1. Matlab 2015 says:

Thank you very much for your kind response.

3. Matlab 2015 says:

Dear John what is meant by coherent signals? If if we have three sources of same frequencies but different phases, are they coherent or not or for coherent signals, their frequencies must be different but phases must be the same.

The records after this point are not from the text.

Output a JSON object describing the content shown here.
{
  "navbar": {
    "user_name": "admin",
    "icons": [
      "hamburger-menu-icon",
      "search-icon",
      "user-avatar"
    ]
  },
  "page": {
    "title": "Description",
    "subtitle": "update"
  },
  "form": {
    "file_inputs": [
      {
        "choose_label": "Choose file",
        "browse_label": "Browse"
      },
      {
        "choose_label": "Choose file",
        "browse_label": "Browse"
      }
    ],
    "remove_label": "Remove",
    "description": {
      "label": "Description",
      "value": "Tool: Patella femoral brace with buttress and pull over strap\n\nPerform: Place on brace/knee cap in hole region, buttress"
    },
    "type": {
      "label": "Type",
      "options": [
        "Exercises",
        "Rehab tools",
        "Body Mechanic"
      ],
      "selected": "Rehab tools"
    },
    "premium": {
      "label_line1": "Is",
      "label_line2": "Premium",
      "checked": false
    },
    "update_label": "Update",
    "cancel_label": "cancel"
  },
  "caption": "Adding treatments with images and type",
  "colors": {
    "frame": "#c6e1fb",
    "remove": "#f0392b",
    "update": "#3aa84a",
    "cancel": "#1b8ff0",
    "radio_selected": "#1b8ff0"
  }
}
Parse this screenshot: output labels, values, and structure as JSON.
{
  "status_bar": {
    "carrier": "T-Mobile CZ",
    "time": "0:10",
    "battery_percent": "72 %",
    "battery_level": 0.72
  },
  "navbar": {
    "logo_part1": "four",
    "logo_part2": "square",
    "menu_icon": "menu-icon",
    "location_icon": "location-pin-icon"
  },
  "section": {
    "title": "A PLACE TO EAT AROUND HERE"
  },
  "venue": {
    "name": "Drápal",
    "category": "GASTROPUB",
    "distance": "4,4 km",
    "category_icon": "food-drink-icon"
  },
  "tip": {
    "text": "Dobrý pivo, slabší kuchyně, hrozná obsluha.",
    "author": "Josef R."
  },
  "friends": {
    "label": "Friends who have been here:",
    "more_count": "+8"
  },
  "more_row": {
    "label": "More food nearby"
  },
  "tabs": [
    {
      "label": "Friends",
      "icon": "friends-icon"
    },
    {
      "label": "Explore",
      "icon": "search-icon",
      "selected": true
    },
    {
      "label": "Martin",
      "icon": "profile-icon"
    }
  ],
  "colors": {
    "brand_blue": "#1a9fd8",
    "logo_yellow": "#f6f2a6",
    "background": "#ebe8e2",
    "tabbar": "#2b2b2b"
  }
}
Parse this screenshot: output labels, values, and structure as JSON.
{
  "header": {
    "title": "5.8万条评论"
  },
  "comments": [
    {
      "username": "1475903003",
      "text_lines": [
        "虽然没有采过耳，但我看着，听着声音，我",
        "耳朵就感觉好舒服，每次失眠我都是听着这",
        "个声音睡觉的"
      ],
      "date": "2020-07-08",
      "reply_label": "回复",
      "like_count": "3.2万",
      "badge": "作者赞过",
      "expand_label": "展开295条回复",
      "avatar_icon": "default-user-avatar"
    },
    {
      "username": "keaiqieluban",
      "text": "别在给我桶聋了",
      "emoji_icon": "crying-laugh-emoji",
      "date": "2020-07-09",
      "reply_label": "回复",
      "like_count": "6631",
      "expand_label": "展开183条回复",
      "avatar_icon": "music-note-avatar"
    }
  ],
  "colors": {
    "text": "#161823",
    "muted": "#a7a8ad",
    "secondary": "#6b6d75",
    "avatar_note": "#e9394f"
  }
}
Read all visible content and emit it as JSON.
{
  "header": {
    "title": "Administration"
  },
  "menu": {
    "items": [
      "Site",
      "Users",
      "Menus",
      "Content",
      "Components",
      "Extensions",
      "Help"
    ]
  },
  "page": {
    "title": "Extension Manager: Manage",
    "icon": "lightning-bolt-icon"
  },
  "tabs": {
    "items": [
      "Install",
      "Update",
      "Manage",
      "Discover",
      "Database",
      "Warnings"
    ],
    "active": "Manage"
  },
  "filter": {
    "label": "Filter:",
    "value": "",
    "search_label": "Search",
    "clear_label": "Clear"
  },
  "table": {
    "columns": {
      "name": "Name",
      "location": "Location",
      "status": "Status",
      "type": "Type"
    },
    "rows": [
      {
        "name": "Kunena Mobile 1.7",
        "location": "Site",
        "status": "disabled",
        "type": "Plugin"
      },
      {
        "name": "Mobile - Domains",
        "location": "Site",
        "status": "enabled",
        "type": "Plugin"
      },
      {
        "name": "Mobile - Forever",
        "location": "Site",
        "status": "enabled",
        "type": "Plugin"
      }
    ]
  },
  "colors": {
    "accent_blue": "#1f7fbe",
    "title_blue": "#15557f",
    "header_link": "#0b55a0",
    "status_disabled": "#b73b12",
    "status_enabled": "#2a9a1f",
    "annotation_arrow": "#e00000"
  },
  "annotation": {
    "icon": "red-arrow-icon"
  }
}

If we have three signals of different frequencies and different directions i.e., 30, 40 and 60. Then how will I estimate these directions using only the given MUSIC algorithm?

1. 1. Coherent signals are aligned in phase and frequency.
2. You can separate signals based on direction of arrival (DoA), frequency may be same or different.

4. Matlab 2015 says:

If I have a matrix as below:

S=[ 0.6661 – 0.7458i 0.4210 – 0.9071i 1.0000 + 0.0000i;
-0.9127 + 0.4086i -0.8429 + 0.5381i 1.0000 + 0.0000i;
1.0000 + 0.0000i 1.0000 + 0.0000i 1.0000 + 0.0000i;
-0.9127 – 0.4086i -0.8429 – 0.5381i 1.0000 – 0.0000i;
0.6661 + 0.7458i 0.4210 + 0.9071i 1.0000 – 0.0000i];

Then to find its covariance matrix, we use the Matlab command cov() i.e.,
Rmm=cov(S);

Likewise if we don’t want to use the built-in cov() command, then we normally find the covariance matrix of S as below:

Rmm= S*S’/length(S(1,:));

Now when I find the covariance matrices using these two methods, I get Rmm whose size is different in each case i.e., in 1st method I get Rmm whose size is 3×3 but in 2nd method I get Rmm whose size is 5×5. So why is this difference in sizes and how will we know that which command we should use?

1. Matlab 2015 says:

Thank you very much dear John for your response.

5. Matlab 2015 says:

Dear John you have used theses algorithms for frequency estimation only.
But if we have M sensors, K sources are incident on these M sensors and K is not known while M is known then how will we detect the sources i.e., how will we find K using these algorithms? How will we find power of the noise using these algorithms? Also if we have some interference then how will we suppress that interference?